Because Washington is finding it extremely hard to compete with China, the best the former can do is push China into military conflicts. This is why we see Washington pumping more and more weapons into Taiwan as a means to entice China. Recently, China sanctioned two subsidiaries of the US military contractors General Atomics and General Dynamics for their arming Taiwan against China. Senior executives of these entities have been banned from entering China and their assets have been frozen. A statement from Beijing said that this militarization of Taiwan amounts to “seriously interfering in China’s internal affairs and undermining China’s sovereignty and integrity”.

The key reason why China has retaliated is that it understands the US’ inability, or unwillingness, to keep the issue of economics separate from military conflicts. Beijing understands that the US continues to arm Taiwan to create a Ukraine-like scenario where a continuous push for making Ukraine a NATO member – and thus enhance its military capacity vis-à-vis Russia – drove Moscow’s military operation. Subsequently, the US and NATO forces became involved in the conflict that they see as their best shot at pushing Russia back to the margins of global politics. Policymakers in Washington, by arming Taiwan, are also pushing China into a corner where it might be forced to take military measures to protect its vital national interests.

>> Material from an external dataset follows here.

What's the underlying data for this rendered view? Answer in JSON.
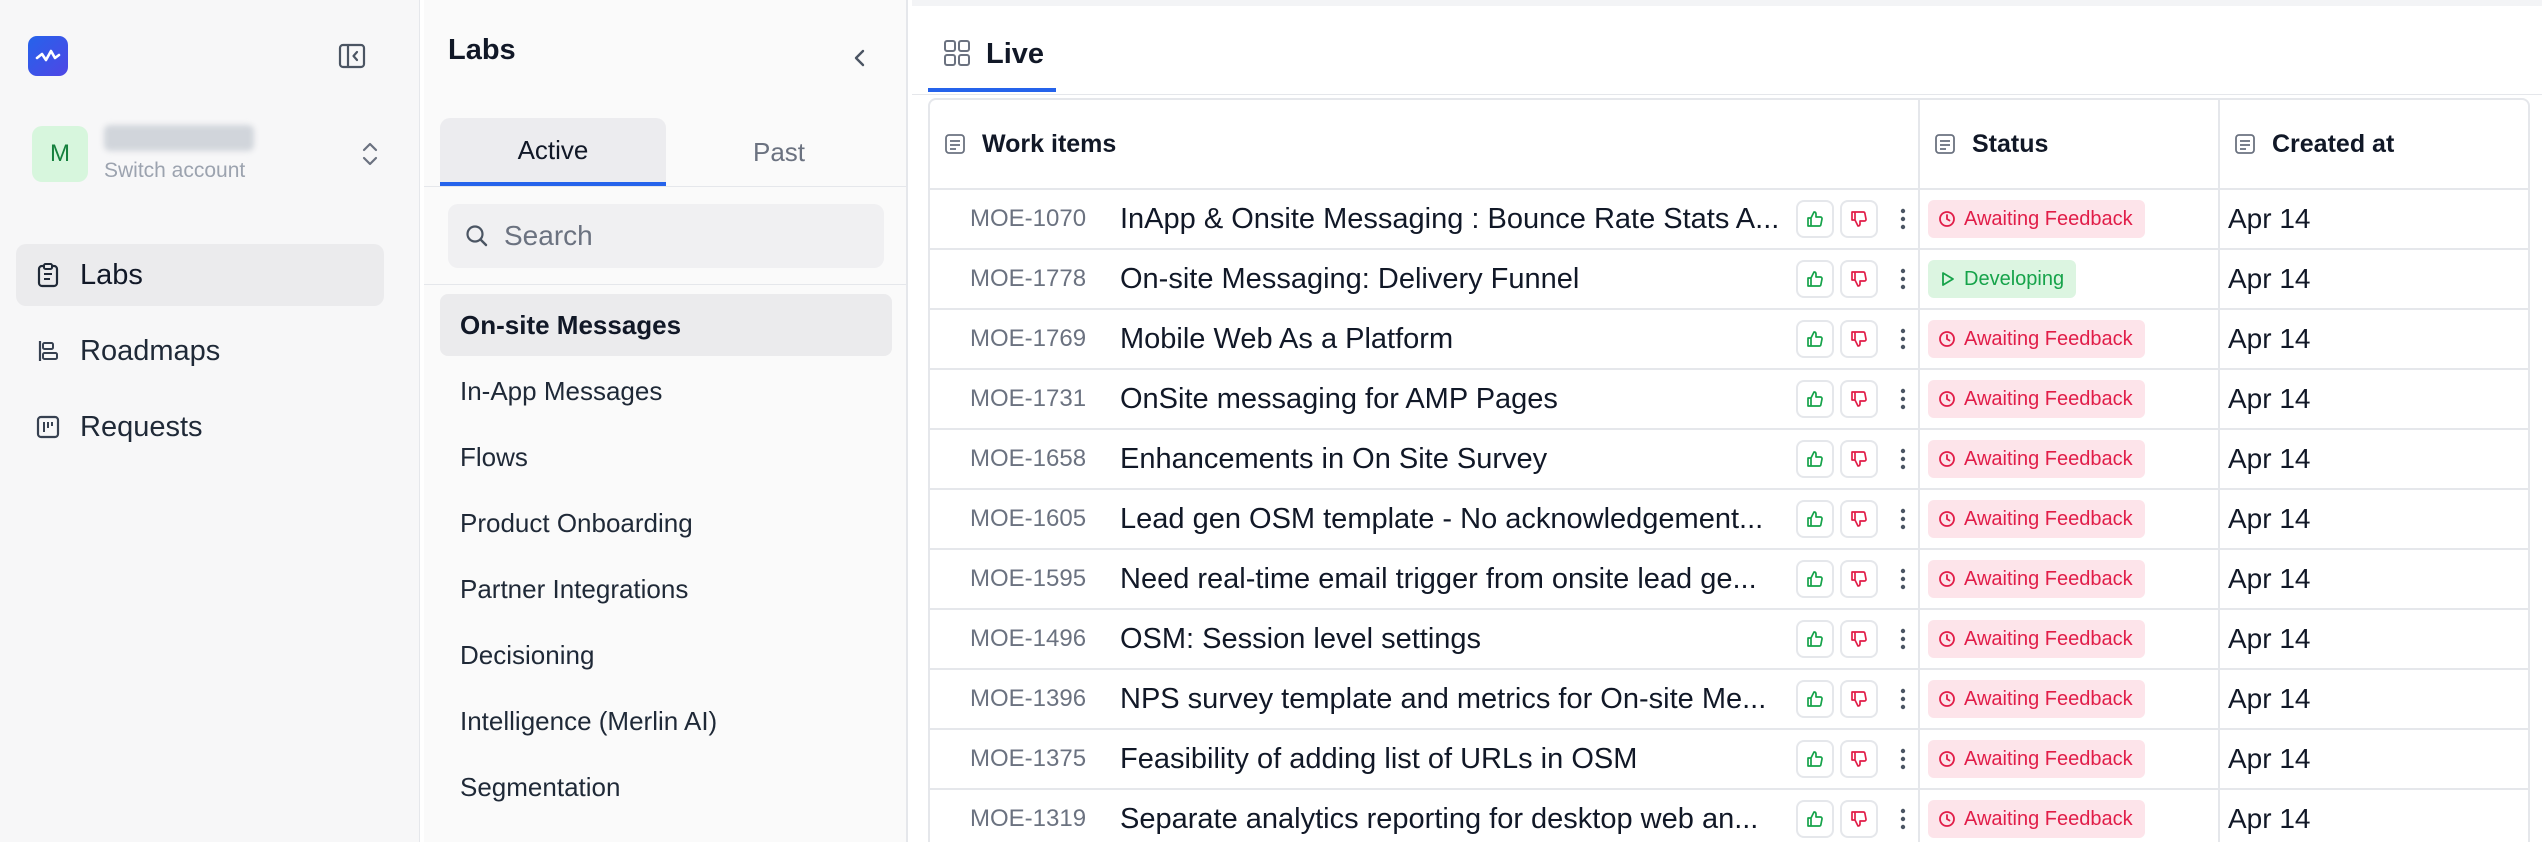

While it is possible that China, using non-military means, might succeed in frustrating US attempts to ignite an actual military conflict, there is little denying that Washington simply does not have the capacity to block China’s ability to dominate the global market of “new” technologies. Surely, for instance, China’s exports to the US have declined due to excessive tariffs, but China continues to be the single largest producer of electric vehicles. Who’s buying them? Granted that China’s exports to developed markets (the US, Europe, Japan and Australia) have not significantly risen during the past few years, it is also a fact that Chinese exports to the Global South (including Russia, the Persian Gulf States, Central Asia, South Korea and Taiwan) have roughly doubled in the same time period. That is an unprecedented shift in world trade patterns. How can the US reverse this pattern, that is, if it can do this at all?

A key mechanism driving China’s domination is the trade infrastructure it has built in the last decade or so. Riding on the wings of its massive Belt & Road Initiative (BRI), China has spread its presence across the globe – something the US was and still is unable to match, primarily because it does not have, and has failed to come up with, a comparable trade plan to compete with China. In the past decade or so, Washington has developed some plans. But some of them, like the TPP, collapsed due to Washington’s withdrawal and some others, such as the India-Middle-East-Europe Economic Corridor, are yet to take off. This failure has nothing to do with what China has been able to achieve in the last two decades or so.

Washington now finds itself unable to reconcile with this deficiency, which is why policymakers in the US see China as a permanent adversary that will inevitably establish its dominance at their country’s expense. This zero-sum mentality can only drive conflict and not normalisation.


Salman Rafi Sheikh, research-analyst of International Relations and Pakistan’s foreign and domestic affairs, exclusively for the online magazine “New Eastern Outlook

Related articles: